I haven’t read this yet, but it’s in my book queue. Anyways, he’s giving a livestream Q&A to chat about his book. You can watch the live stream here.
It has taken me quite a while to work through twenty-five pages of C.S. Lewis’ work, Mere Christianity. Given as a series of wartime talks, its purpose was to explain Christianity to the common man from a common man. It presupposes no previous religious background, and rather attempts a rational argument towards the existence of God and the rules of Christianity. Recall, C.S. Lewis was previously an atheist.
I struggled (and continue to do so) through the initial pages of the work. My education within the sciences and its scientific method instilled a constant search for logical fallacies in arguments or possibilities not considered.
C.S. Lewis was a brilliant man. Though I have filled margins of the text with counters and rebuttals against passages with which I do not agree, his ability to confer complex arguments in a easily understandable form is quite impressive.
For now, I hope to hold my tongue against any major disagreements I have found in the first twenty-five pages of text (as Lewis has already resolved quite a few of these), but rather I use this post to urge religious and non-religious people alike to pick up a copy. My single vantage point lacks the comprehensiveness with which I wish I could analyze his arguments, but at the very least this work has caused me to reconsider the grander questions of life in a real, rational way — it’s a great feeling.
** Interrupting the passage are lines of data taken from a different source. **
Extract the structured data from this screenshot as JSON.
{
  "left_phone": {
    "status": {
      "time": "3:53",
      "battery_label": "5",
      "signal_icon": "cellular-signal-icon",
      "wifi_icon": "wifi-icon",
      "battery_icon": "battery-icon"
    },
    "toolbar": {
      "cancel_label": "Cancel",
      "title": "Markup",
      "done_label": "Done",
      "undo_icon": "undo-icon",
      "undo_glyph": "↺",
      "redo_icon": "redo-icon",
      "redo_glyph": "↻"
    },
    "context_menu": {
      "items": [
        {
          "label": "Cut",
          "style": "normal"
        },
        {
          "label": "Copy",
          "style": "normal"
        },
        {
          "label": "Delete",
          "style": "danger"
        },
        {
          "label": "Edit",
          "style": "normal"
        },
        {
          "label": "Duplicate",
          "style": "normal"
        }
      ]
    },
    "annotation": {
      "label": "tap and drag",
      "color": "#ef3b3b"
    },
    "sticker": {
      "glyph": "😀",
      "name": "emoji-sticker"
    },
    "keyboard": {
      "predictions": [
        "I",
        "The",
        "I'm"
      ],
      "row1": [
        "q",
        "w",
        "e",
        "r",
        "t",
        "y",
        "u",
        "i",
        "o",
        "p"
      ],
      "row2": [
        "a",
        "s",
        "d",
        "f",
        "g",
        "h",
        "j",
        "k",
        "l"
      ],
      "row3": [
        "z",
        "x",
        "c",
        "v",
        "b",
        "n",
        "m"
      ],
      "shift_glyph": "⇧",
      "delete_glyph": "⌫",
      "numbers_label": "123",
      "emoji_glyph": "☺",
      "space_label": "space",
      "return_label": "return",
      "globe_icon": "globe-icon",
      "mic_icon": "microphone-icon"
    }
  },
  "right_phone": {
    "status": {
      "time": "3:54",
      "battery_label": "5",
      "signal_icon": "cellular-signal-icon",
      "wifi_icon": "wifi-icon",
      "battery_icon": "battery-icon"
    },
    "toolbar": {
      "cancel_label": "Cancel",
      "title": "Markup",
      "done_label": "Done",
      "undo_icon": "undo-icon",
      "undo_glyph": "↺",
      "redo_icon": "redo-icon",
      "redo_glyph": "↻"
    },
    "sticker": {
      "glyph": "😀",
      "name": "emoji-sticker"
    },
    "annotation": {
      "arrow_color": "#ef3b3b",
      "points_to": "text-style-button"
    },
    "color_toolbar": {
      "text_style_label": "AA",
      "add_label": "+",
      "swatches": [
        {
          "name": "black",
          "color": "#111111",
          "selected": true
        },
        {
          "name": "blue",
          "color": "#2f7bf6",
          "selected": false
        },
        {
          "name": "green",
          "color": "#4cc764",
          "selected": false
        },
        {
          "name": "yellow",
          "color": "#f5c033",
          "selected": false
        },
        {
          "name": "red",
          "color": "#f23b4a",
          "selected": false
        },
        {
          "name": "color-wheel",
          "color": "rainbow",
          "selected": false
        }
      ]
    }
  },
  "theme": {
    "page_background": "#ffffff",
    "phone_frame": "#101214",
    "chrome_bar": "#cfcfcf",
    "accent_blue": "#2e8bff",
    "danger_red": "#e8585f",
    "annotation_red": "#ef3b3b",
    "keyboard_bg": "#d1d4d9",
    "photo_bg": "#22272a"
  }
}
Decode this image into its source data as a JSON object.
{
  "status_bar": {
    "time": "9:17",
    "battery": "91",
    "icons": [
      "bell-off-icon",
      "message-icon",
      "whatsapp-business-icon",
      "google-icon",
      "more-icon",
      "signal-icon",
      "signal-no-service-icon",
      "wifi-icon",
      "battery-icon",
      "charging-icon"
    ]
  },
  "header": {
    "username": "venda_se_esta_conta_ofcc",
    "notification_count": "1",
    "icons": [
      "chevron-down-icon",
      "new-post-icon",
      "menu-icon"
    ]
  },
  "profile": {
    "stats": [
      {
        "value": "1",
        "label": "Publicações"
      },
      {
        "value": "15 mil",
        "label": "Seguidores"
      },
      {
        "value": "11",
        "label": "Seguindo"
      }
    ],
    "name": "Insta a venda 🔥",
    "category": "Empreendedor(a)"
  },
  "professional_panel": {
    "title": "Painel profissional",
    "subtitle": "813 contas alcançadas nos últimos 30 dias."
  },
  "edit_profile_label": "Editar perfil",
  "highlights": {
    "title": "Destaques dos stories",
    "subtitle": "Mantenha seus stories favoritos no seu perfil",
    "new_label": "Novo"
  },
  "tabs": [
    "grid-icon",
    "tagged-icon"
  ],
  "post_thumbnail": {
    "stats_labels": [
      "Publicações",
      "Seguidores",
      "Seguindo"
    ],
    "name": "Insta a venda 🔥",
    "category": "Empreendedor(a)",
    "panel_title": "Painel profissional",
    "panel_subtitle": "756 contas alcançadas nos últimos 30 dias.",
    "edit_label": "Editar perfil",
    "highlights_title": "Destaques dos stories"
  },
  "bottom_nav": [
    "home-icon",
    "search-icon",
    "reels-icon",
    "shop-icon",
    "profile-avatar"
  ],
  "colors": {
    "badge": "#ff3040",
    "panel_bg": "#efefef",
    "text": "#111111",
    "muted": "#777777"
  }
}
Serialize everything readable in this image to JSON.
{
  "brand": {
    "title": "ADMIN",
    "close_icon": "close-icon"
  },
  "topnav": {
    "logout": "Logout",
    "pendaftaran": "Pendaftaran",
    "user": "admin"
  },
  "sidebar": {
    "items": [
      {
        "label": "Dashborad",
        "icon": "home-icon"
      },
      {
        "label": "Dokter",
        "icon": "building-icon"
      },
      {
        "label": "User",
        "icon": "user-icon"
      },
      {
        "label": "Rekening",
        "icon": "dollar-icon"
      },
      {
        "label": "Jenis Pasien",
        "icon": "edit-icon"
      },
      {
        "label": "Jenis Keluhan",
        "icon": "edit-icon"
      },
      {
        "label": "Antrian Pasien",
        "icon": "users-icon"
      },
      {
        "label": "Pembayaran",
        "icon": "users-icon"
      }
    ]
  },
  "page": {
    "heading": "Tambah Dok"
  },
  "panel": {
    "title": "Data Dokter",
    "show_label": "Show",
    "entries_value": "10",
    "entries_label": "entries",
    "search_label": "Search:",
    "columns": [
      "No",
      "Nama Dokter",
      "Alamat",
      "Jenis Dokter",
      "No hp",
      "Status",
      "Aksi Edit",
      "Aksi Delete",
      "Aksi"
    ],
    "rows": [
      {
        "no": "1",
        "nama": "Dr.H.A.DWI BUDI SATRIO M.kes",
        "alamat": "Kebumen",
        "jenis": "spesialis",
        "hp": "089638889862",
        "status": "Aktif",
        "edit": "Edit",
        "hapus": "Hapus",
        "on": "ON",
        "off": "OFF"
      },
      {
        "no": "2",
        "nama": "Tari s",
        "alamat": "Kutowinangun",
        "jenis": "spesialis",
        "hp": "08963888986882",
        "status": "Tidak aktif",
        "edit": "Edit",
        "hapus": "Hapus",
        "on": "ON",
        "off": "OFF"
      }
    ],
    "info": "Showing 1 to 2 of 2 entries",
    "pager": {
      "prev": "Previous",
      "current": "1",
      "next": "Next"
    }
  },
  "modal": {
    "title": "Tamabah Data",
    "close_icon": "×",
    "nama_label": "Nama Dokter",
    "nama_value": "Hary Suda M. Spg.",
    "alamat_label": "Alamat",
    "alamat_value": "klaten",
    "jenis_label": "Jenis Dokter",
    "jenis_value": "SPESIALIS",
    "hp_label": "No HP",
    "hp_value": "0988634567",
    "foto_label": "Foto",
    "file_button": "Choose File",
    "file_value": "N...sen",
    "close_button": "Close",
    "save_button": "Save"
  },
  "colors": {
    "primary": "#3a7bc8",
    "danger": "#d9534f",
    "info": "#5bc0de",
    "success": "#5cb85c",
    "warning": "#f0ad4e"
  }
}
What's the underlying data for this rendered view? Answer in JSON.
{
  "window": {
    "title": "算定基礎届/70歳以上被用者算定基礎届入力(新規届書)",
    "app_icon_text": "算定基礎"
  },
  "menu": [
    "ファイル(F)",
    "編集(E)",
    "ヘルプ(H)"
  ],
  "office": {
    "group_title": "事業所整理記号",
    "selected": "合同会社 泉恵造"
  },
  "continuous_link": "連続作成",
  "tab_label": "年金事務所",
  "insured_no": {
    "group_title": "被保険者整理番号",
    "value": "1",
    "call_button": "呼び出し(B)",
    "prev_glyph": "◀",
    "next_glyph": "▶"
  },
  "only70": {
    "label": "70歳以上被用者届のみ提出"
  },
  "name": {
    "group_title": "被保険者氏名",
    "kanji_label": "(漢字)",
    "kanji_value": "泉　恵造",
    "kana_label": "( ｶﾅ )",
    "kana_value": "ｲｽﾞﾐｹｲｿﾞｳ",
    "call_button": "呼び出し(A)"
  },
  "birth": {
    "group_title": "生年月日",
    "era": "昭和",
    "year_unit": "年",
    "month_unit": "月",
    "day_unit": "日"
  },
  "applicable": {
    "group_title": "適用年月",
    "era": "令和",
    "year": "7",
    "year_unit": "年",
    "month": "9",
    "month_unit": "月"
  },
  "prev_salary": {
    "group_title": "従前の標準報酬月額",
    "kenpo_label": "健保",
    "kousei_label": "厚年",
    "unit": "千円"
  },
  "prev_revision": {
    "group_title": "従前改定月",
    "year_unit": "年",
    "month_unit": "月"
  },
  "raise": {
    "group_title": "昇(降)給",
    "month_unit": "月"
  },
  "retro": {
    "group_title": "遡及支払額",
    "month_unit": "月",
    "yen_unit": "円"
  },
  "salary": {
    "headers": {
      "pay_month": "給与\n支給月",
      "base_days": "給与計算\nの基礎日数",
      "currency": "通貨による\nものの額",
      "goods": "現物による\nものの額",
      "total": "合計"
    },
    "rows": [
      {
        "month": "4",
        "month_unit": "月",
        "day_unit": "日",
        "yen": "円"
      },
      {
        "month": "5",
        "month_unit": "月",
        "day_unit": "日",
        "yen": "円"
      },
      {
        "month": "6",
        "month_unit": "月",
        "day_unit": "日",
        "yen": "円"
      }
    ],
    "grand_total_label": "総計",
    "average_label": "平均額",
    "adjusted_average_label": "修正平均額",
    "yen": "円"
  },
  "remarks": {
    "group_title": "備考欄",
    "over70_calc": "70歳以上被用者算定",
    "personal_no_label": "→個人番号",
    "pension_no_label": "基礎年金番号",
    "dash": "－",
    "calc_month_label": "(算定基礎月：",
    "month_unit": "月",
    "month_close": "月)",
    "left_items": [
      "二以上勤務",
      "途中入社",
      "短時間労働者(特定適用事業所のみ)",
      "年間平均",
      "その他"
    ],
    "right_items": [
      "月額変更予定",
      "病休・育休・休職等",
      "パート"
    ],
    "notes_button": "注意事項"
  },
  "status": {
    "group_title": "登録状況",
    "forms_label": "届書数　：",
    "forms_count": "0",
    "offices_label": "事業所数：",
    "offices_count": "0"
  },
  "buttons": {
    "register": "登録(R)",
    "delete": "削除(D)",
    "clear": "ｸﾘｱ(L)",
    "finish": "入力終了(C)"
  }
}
Edith Hamilton, I apologize, but I found the first half of Greek Mythology (the part without the stories) vastly uninteresting. Sure, various anecdotes and paragraphs were amusing and inspiring, but alas my aversion to history once again prevents me from finishing your popular work. I will admit, however, that the speculation on the origin of how the Gods’ came to assume their stories and roles was interesting and enlightening. It was, after all, our earliest civilized government — arguably.
In light of Halloween, I read Edgar Allen Poe’s Black Cat and The Fall of the House of Usher. All I can say, dear Poe, is that I understand why you were constantly intoxicated in one form or another.
Black Cat was eerie in how well Poe describes the out of body experience. The narrator addresses his rage and laments the fact that he committed terrible acts in response to his anger, but speaks in a tone that would be appropriate to describing a walk in the park. As if he were a perfectly civilized and sane man who fell helpless to the terrible atrocities his mind concocted. Yet it seems not to be a case of schizophrenia or bi-polar disorder, just simply a twisted individual with little sense of remorse. But we have all had that experience before — when an action in the past no longer feels real in retrospect, as if it were performed by someone else. Bravo Poe.
The Fall of the House of Usher took me several days to get through. Not for difficulty of language (though it was indeed a bit cryptic at times), but rather because I could not find a proper plot line. There seemed to be details that were largely unimportant to the story. What was there to grab my interest? I continued to put it down for lack of interest. Even upon finishing, I could not completely understand the purpose of the story except to describe an odd mental disorder and a eerie sequence of events. Wikipedia later informed me that this short story was one of ‘totality’, meaning every detail was pertinent and related to some aspect or another. If I were a literary scholar, perhaps I’d show a bit more interest.
I also just finished Hunger Games, but I’ll save that for another post.
The original plan was to re-read this classic, which I really had only partially read (“sparknote-d”) back in high school.
Unfortunately, getting through the introduction has been incredibly boring. I may just skip to the actually mythology part.
There was one passage in the introduction I particularly liked, however.
When the [first] stories were being shaped, we are given to understand, little distinction had as yet been made between the real and the unreal. The imagination was vividly alive and not checked by the reason, so that anyone in the woods might see through the trees a fleeing nymph, or bending over a clear pool to drink, behold in the depths a naiad’s face.
How limited is our creativity because of the predetermined notions that we hold as true? (Which have been so engrained into our thinking patterns that were are blind to them). I have mentioned this previously, but when I was younger (say elementary school through high school) I observed people and attempted to empirically develop theories of how people thought — how people functioned. Knowing this, I intentionally avoided any courses or training in psychology. It is along the same concept of not being able to “un-see” something. Once we store a fact, an experience, etc in a particular way, it is quite difficult to ever return to that though objectively.